The European Commission recently presented the 2030 policy framework for climate and energy, where expectations are that by 2030, the share of renewable energy will be of at least 27%. In this respect, the recent years European policies on biomass have driven consumption of wood pellets up to new records every year.
For example, consumption of wood pellets in the European Union increased almost 4 times from 2006 to 2013 (from 4,6 million tonnes, up to 16 million in 2013). Based on the targets set by the European authorities, some forecasts, like the one of the European Biomass Association (AEBIOM), predict that by 2020 consumption of wood pellets in the EU will reach 50-80 million tonnes. One thing is clear: with the new renewable energy targets set by the European authorities, some of the EU countries will become dependent on imports, as production has slowed down since 2010 and is now around an estimated (2013) 10 million tonnes (9,2 million t in 2010). Thus, imports boomed again in 2013 and grew in volume by 32% as compared to the previous year, passing the 10 million tonnes mark, and reaching 11,05 mil. tonnes. In value, the increase is of 32% (EUR 1,66 billion).

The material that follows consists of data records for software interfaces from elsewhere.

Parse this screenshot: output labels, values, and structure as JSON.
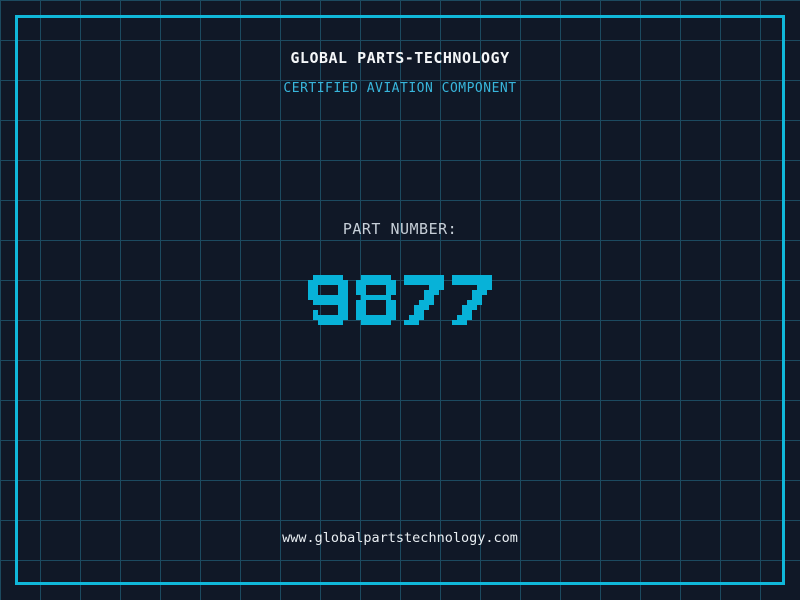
{
  "colors": {
    "background": "#101827",
    "grid_line": "#1c4a60",
    "frame_cyan": "#10b7d9",
    "accent_cyan": "#07b2d8",
    "subtitle_cyan": "#38b6dc",
    "title_white": "#f4f6f8",
    "label_gray": "#c7cfd8",
    "url_white": "#e9eef2"
  },
  "header": {
    "title": "GLOBAL PARTS-TECHNOLOGY",
    "subtitle": "CERTIFIED AVIATION COMPONENT"
  },
  "part": {
    "label": "PART NUMBER:",
    "value": "9877"
  },
  "footer": {
    "url": "www.globalpartstechnology.com"
  }
}
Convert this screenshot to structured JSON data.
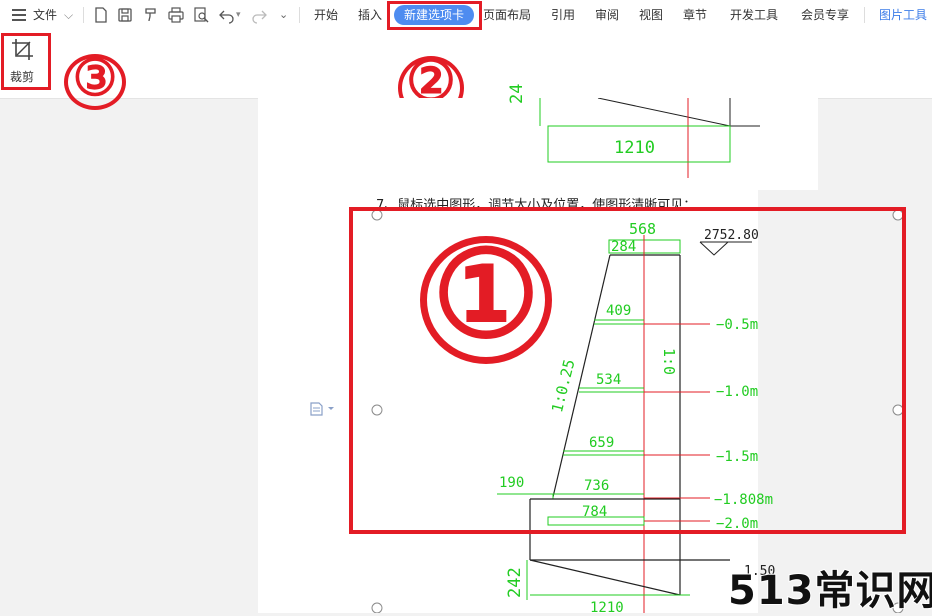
{
  "toolbar": {
    "file_label": "文件",
    "tabs": [
      "开始",
      "插入",
      "新建选项卡",
      "页面布局",
      "引用",
      "审阅",
      "视图",
      "章节",
      "开发工具",
      "会员专享",
      "图片工具"
    ],
    "active_tab": "新建选项卡"
  },
  "ribbon": {
    "crop_label": "裁剪"
  },
  "annotations": {
    "one": "①",
    "two": "②",
    "three": "③"
  },
  "document": {
    "instruction": "7、鼠标选中图形，调节大小及位置，使图形清晰可见："
  },
  "drawing": {
    "top_width": "568",
    "top_inner": "284",
    "elevation": "2752.80",
    "levels": [
      "409",
      "534",
      "659",
      "736",
      "784"
    ],
    "depths": [
      "−0.5m",
      "−1.0m",
      "−1.5m",
      "−1.808m",
      "−2.0m"
    ],
    "slope_left": "1:0.25",
    "slope_right": "1:0",
    "toe": "190",
    "base_top_width": "1210",
    "base_top_height": "24",
    "base_bottom_height": "242",
    "base_bottom_width": "1210",
    "bottom_elevation": "1.50"
  },
  "watermark": "513常识网",
  "colors": {
    "accent": "#4e8cf0",
    "annotation_red": "#e31c25",
    "cad_green": "#22cc22",
    "cad_red": "#e31c25"
  }
}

In Europe, there are two main drivers that support this spectacular forecast. First there are the conversion plans from coal to biomass of large power plants, especially in the UK. And second, the efforts of many European countries to increase the share of renewable energy in their heating sectors.
On these two facts, demand is quite divided in the EU: the UK, the Netherlands and Belgium have opted to meet part of their renewable energy obligations by the use of biomass for the generation of electricity. Therefore, these three countries are mainly using pellets for power plants. Conversely, in Germany, Austria, Italy, France and Sweden, wood pellets are mainly used in small-scale private residential and industrial boilers for heating. In Denmark, which is the second European wood pellets consumer (after the UK), pellets are used both in small boilers in private homes or medium-sized district heating plants, but also in large combined heating and power (CHP) plants.
This trend goes not without controversy. The amount of economic stimulus towards wood pellets has created distorsions in the marketplace affecting other industries also dependent on timber production. One thing is clear, there is no simple answer to this controversy. Please let us know what you think…